Businesses around the world are being urged to double their financial donations to education over the next year, after research revealed that companies give 16 times more money to health-related projects.
The organisers of Business Backs Education, which is supported by the United Nations Educational, Scientific and Cultural Organisation (Unesco), argue that the private sector must do more to help close an annual $38 billion (pound;23 billion) school funding gap and defuse the "ticking time bomb" resulting from tens of millions of uneducated children.
The campaign, being launched this weekend, warns that failing to heed the call could jeopardise the "social and political stability needed for business to thrive".
"Everyone says that education is one of the most critical areas of policy, yet companies do little to further that," campaign leader Vikas Pota said. "If they are going to talk about not having a skilled workforce then it becomes very difficult to make that argument when actually they are not willing to invest in it."
Mr Pota, chief executive of the Varkey Gems Foundation, the philanthropic arm of the international Gems Education chain of private schools, said Unesco research had shown that corporations were donating around $548 million to education programmes a year, and the aim was to increase that to at least $1.1 billion by March 2015.

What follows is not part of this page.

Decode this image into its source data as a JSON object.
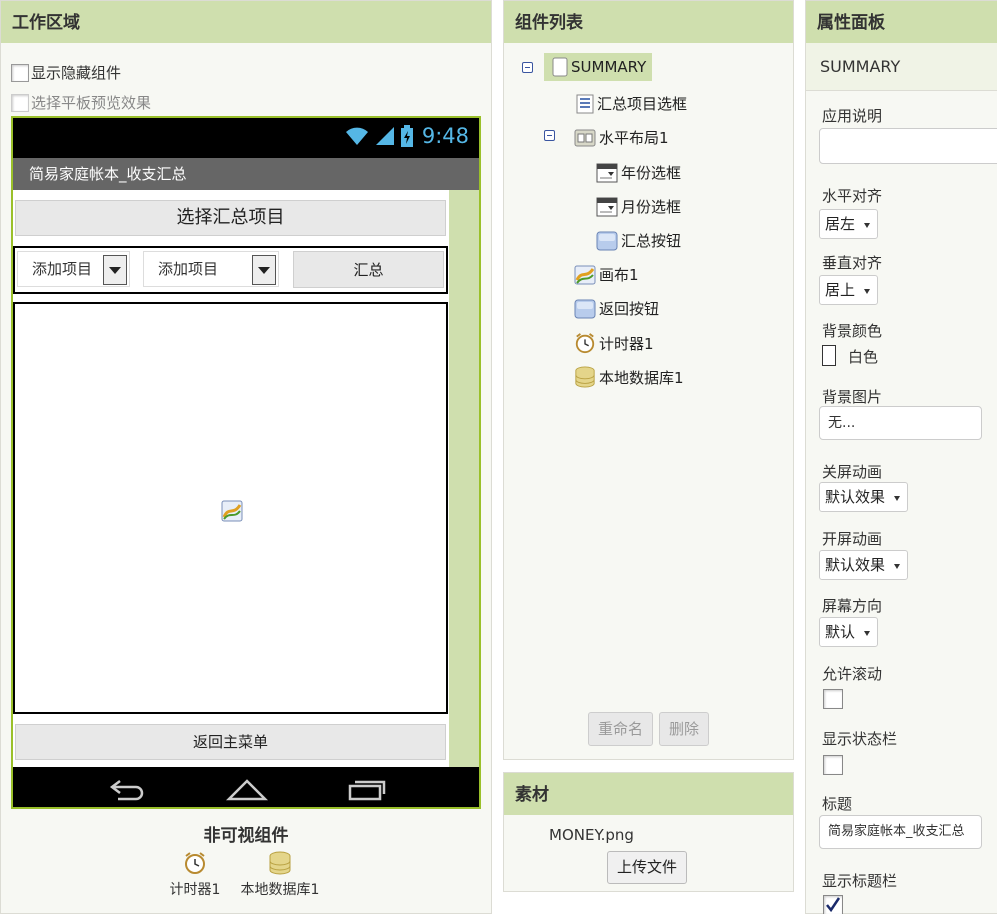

A number of big corporate names will be unveiled as backers of the campaign at the Global Education and Skills Forum in Dubai on Sunday. They will agree to commit 20 per cent of their philanthropic budgets to education by 2020, in line with the 20 per cent of government domestic budgets and overseas aid that the United Nations has said should be spent on education.

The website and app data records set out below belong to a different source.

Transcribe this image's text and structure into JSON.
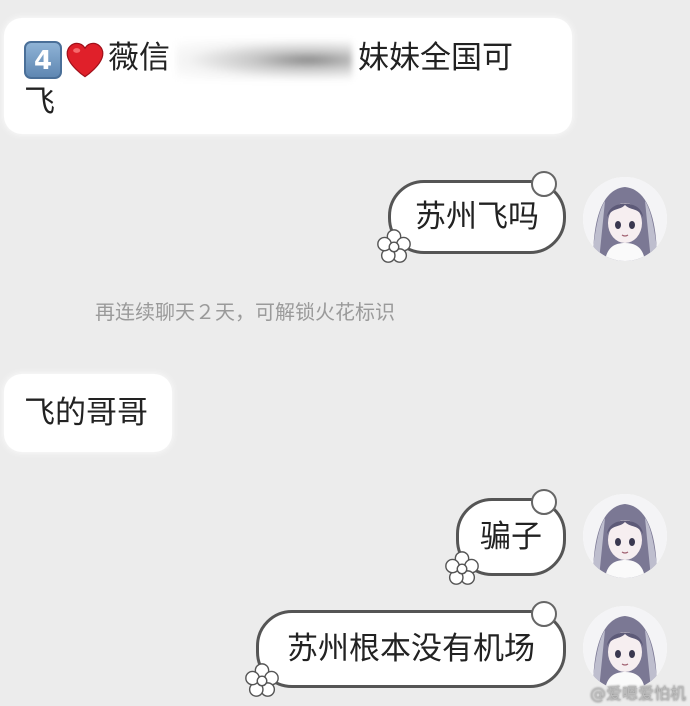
{
  "messages": [
    {
      "side": "left",
      "badge": "4",
      "text_before": "薇信",
      "text_after": "妹妹全国可",
      "text_line2": "飞"
    },
    {
      "side": "left",
      "text": "飞的哥哥"
    }
  ],
  "sent": [
    {
      "text": "苏州飞吗"
    },
    {
      "text": "骗子"
    },
    {
      "text": "苏州根本没有机场"
    }
  ],
  "system_notice": "再连续聊天２天，可解锁火花标识",
  "watermark": "@爱嗯爱怕机",
  "colors": {
    "background": "#ececec",
    "bubble": "#ffffff",
    "bubble_border": "#555555",
    "notice_text": "#9a9a9a",
    "heart": "#e0202a"
  },
  "icons": {
    "badge": "keycap-4-icon",
    "heart": "red-heart-icon",
    "avatar": "anime-girl-avatar-icon",
    "bubble_decoration": "flower-decoration-icon"
  }
}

The list of corporations had not been released as TES went to press, but multinational companies with board members due to attend the forum include Samsung, JP Morgan, Credit Suisse, PricewaterhouseCoopers, Deloitte and Air Asia.
The call for business to do more comes after the Global Partnership for Education warned that the amount of international aid earmarked for education in developing countries fell by more than a third between 2009 and 2011.
An extra $38 billion a year is needed to provide primary and lower-secondary education for all the world's children, according to Unesco. The Brookings Institution, a respected US thinktank, reported last year that "corporate giving to global health is 16 times what it is to global education".
Mr Pota claimed that greater private sector involvement would not only help education financially, particularly in developing countries, but also lead to more innovation.
But teaching unions are concerned about the damage that greater private sector input could do to state education. John Bangs from Education International, a global federation of teaching unions, said that education should not be dependent on the "whims of big business".
"Although I recognise the altruism involved in this initiative, it is totally misguided," he said. "The idea that business can substitute for proper taxation, proper governance and proper conception of a public education system is a myth."
Mr Pota said the mismatch between business donations to health and to education could be explained by media coverage. "In health, what happens is that you turn on the TV and you will see famine, you will see people dying, those very emotive things. And therefore we get behind it.
"In education we don't have people dying on the street. But if you look at some of the startling statistics you can't call it anything but a crisis.The world needs 7 million new teachers to hit our Millennium Development Goals in a year's time. How is that going to be funded?"
The campaign intends to release a list of the 30 companies making the biggest investment in education for every major stock exchange. It is also planning summits in London, New York, Hong Kong, Johannesburg and Dubai to spread the word to business leaders over the next year.
Mr Pota is confident that companies will respond positively. "People do want to engage," he said. "They are startled by the numbers."
But UK business organisation the CBI said it was wary of targets being set. "We agree that business has an important role to play in the education system," said Rob Wall, the body's head of education. "But individual companies are best placed to determine the level and nature of their engagement - taking account of the needs of local schools and communities."